■ **INSTRUCTIONS TO FOLLOW**: Could you return each line of the material that has "ptapp" in it?

■ **MATERIAL FOR THIS EXERCISE**:
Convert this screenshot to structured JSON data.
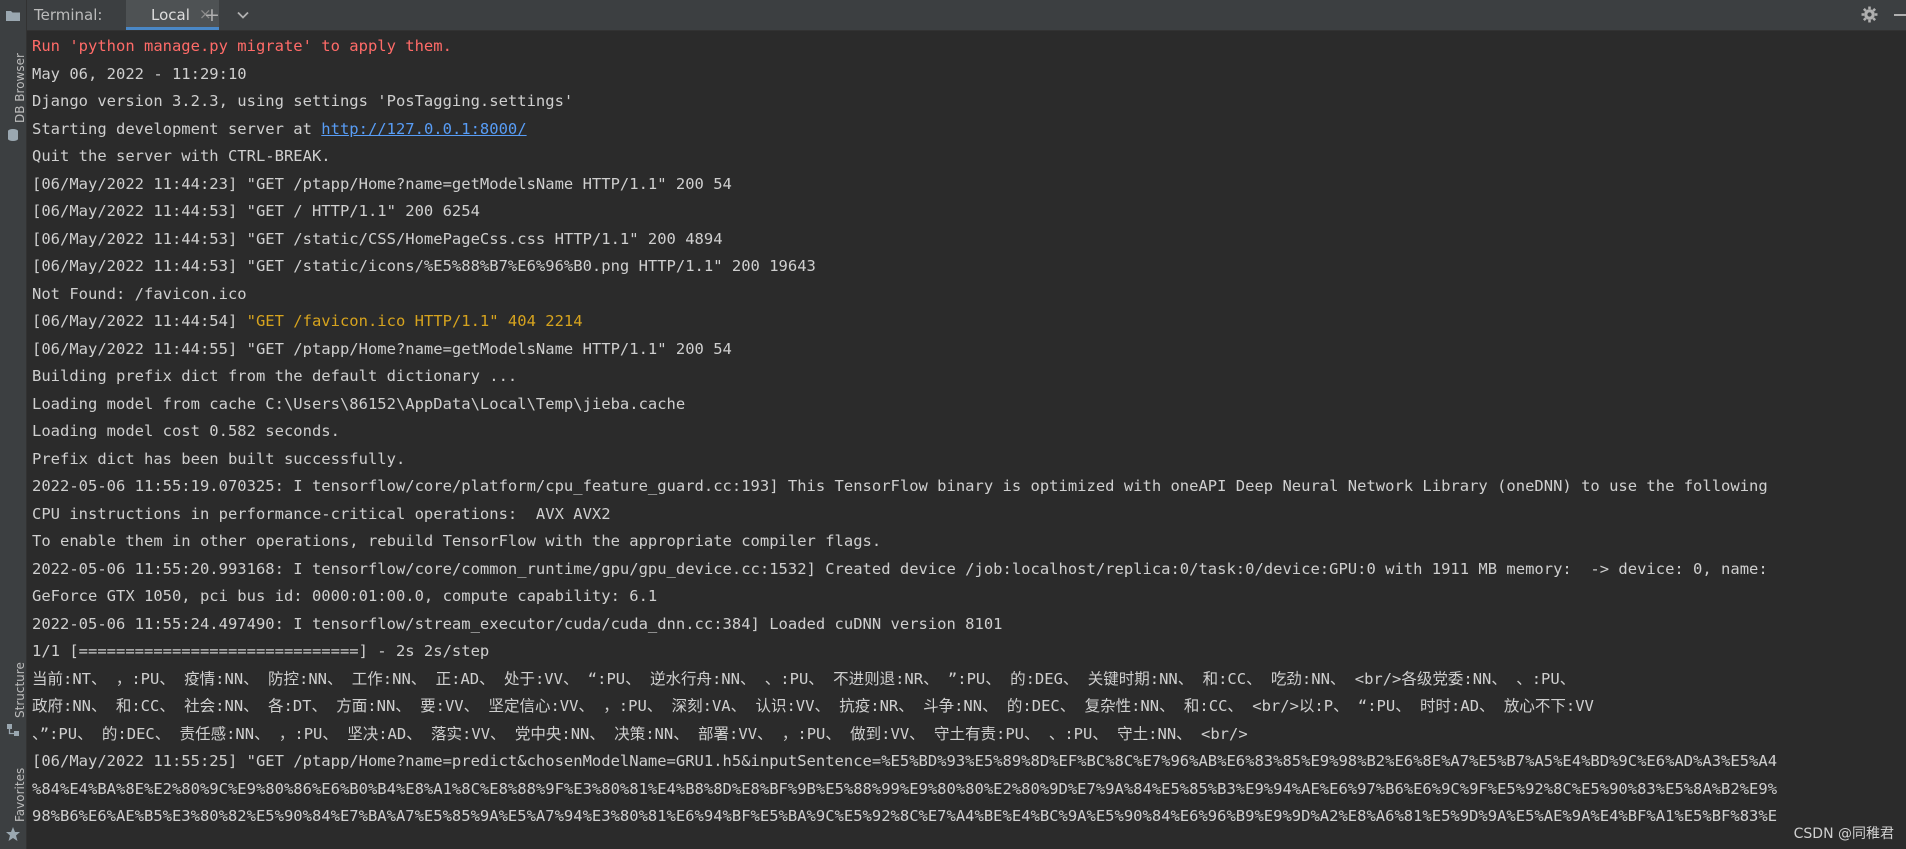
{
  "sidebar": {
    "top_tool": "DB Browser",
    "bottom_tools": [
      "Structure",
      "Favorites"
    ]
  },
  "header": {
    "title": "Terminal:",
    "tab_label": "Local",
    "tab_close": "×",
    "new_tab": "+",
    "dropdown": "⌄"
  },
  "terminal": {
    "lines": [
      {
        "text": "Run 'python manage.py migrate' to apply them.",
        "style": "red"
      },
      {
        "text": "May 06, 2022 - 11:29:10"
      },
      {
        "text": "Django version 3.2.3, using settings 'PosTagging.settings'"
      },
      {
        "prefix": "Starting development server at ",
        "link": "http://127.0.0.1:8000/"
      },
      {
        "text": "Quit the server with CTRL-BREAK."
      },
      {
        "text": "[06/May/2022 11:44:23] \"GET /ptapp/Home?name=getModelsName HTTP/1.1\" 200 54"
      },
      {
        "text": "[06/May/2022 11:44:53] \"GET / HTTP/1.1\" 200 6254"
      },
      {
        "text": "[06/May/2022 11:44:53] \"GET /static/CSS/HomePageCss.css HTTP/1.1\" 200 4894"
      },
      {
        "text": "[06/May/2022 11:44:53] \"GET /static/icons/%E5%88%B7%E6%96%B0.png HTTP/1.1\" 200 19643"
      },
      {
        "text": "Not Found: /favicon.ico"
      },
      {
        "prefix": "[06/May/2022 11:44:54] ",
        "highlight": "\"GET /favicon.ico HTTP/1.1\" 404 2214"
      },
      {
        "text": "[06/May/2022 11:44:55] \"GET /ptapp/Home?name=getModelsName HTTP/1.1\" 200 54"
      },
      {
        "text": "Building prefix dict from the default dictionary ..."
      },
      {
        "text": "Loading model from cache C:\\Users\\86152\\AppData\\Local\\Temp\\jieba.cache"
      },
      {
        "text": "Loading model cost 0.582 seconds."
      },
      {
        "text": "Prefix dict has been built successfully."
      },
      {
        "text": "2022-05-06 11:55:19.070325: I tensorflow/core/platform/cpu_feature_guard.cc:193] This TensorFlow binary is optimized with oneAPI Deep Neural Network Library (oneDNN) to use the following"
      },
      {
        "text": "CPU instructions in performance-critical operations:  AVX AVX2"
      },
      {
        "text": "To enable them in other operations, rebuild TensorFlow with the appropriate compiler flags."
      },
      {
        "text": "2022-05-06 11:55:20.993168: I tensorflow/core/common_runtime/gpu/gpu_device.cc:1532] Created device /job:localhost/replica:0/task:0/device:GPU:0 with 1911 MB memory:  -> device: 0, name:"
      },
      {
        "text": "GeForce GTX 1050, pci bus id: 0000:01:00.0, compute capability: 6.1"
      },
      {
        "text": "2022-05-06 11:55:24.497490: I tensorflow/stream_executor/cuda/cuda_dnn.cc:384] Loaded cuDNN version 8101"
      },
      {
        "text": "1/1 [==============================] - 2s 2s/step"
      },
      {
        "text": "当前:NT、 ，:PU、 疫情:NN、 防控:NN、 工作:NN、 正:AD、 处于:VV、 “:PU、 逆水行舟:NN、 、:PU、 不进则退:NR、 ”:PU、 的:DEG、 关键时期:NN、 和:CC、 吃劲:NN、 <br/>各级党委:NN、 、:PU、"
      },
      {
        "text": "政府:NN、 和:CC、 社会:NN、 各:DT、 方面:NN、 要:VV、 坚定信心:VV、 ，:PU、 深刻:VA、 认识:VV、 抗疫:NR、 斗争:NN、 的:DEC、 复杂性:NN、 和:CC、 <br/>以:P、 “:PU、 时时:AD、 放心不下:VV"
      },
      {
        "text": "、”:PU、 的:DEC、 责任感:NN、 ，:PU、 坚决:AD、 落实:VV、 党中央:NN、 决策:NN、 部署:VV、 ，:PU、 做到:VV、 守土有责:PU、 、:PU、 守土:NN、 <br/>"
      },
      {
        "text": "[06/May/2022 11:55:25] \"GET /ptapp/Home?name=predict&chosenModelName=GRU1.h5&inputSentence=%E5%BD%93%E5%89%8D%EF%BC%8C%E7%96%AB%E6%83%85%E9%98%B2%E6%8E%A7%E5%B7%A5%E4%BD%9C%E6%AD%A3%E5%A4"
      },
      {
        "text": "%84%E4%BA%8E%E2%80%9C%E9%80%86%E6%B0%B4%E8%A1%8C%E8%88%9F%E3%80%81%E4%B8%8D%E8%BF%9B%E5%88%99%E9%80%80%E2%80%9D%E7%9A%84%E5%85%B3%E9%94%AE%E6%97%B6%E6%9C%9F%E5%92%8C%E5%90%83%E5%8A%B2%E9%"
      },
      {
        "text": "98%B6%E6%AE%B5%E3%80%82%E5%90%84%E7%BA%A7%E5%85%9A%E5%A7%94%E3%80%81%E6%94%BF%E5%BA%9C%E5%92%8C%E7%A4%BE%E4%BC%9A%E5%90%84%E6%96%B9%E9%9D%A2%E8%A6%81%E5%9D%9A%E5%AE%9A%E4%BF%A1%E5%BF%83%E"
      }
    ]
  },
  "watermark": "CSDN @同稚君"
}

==

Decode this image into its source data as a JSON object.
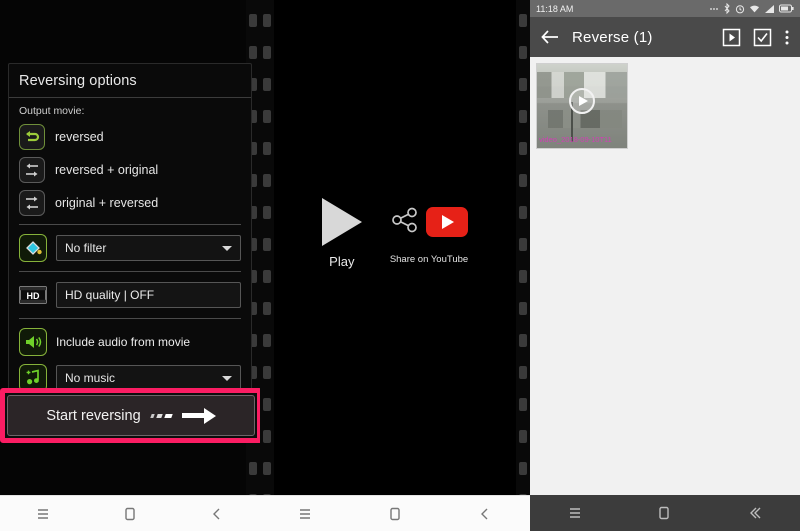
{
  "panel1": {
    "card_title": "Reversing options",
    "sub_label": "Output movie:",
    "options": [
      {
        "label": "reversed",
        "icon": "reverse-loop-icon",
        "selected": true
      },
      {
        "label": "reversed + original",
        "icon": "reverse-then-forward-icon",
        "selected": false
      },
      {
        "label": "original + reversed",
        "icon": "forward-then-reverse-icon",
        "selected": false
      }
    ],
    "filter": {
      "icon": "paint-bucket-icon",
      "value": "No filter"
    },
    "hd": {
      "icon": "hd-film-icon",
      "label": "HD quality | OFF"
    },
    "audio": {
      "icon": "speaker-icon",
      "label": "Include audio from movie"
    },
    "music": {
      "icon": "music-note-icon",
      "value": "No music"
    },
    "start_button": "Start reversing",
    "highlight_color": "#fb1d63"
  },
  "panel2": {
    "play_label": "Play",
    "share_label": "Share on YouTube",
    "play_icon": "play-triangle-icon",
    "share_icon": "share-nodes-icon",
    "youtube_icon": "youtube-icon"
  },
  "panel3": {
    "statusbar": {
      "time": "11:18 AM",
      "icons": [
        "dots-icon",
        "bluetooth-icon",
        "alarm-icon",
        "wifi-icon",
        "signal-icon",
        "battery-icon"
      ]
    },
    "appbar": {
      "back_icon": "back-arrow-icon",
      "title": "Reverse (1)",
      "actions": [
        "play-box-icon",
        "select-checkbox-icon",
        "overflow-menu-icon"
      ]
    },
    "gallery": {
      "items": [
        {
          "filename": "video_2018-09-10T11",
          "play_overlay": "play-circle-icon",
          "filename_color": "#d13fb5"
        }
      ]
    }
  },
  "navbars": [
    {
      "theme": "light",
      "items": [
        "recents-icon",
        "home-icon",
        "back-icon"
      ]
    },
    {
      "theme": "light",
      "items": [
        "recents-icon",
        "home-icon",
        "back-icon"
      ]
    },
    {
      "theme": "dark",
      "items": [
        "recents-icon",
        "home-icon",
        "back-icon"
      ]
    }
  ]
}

■ **RESULT OF THE EXERCISE**:
        "text": "[06/May/2022 11:44:23] \"GET /ptapp/Home?name=getModelsName HTTP/1.1\" 200 54"
        "text": "[06/May/2022 11:44:55] \"GET /ptapp/Home?name=getModelsName HTTP/1.1\" 200 54"
        "text": "[06/May/2022 11:55:25] \"GET /ptapp/Home?name=predict&chosenModelName=GRU1.h5&inputSentence=%E5%BD%93%E5%89%8D%EF%BC%8C%E7%96%AB%E6%83%85%E9%98%B2%E6%8E%A7%E5%B7%A5%E4%BD%9C%E6%AD%A3%E5%A4"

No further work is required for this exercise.